Mike isn’t showy. His years of service is authentic; through action his commitment to doing good for the community is plain to see. As has been exhaustively hashed out, he also has the rare humility and care to listen, then recognize and apologize when he makes a mistake. Remember, in 2019 he voted to support comprehensive abortion rights legislation, which is the actual law of the land now. Fortunately, his erroneous 2022 vote was irrelevant and Vermont voters have the chance this fall to be the first state in the country to secure reproductive rights in its constitution.
I respect the modesty, civility, hard work, constructive engagement and longstanding dedication of Mike Yantachka.
Yantachka’s voting candor is breath of fresh air
To the Editor:
I know Mike Yantachka to be an honest, loyal and engaged public servant who has served Charlotte well for decades. Mike and I served on the Charlotte Central School board during a time of unprecedented transition in education funding (Brigham v. State).
We could depend on Mike to be consistently measured, thoughtful and considerate of the best interest of the students and his broader constituency. He has spent countless hours as a lawmaker on myriad issues whose outcomes were critical to our community. I don’t believe that those who know Mike would ever regard him as a “bait-and-switch” kind of guy, as he was recently characterized in one of our town forums.

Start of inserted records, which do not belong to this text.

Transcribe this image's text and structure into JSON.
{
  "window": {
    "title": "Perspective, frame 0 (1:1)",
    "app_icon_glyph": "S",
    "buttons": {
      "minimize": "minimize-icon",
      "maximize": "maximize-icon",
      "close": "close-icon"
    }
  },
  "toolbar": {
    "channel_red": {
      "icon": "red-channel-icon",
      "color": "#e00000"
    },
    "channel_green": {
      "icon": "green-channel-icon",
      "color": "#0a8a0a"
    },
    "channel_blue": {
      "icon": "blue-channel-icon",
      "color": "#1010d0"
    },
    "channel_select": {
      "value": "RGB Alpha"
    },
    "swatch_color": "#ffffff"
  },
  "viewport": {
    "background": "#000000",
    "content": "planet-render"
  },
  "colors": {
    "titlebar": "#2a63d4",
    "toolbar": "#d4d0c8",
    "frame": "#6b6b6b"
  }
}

Not everyone is as clear as I am on reproductive rights. Mike was transparent in publicly stating that he struggled with aspects of the law. Maybe his faith made decisions murkier for him; perhaps he had an epiphany about a woman’s inalienable right to choose and realized he cannot have it both ways; or maybe, if one is especially cynical, he simply succumbed to the lure of political expediency which led him to ultimately voice his support for Prop 5. Regardless of how he got there, when Mike says he supports a constitutional amendment prohibiting government infringement of reproductive autonomy, I take him at his word. These days, a man in politics who explains his voting record, revisits and analyzes the issue at hand, and has the courage to change his mind, is not only an anomaly, he is a breath of fresh air.
Charlotte voters may well decide on a change in leadership for their state representative. Mike may not be the youngest (a fact recently cited) or the prettiest candidate, but he shouldn’t be disqualified for either, nor should he be for taking a circuitous route that ultimately led him to the right destination.
Prop 2 helps end Vermont’s slavery legacy
To the Editor:
This November, Vermont voters have a rare chance to weigh in on not one, but two proposed amendments to the state constitution.
Prop 2 states that “slavery and indentured servitude in any form are prohibited.” Although Vermonters have been told that the state was the first to abolish slavery, this is not accurate. In the current constitution, there are exceptions to the abolition of slavery on three grounds, including for “those bound for payment of debts, damages, fines, costs or the like.”
These exceptions in the Vermont Constitution have led to similar exceptions in the constitutions of 25 other states and in the U.S. Constitution, with its exception for punishment of a crime in the Thirteenth Amendment.
Vermonters, let’s take action during this election cycle to end the morally reprehensible practice of slavery and the legacy of hatred and systemic racism it has given our country. To find out more information or to join the campaign as a volunteer, go to abolishslaveryvt.org/.
(Nina Regan is the wife of Bill Regan, a member of The Charlotte News board of directors.)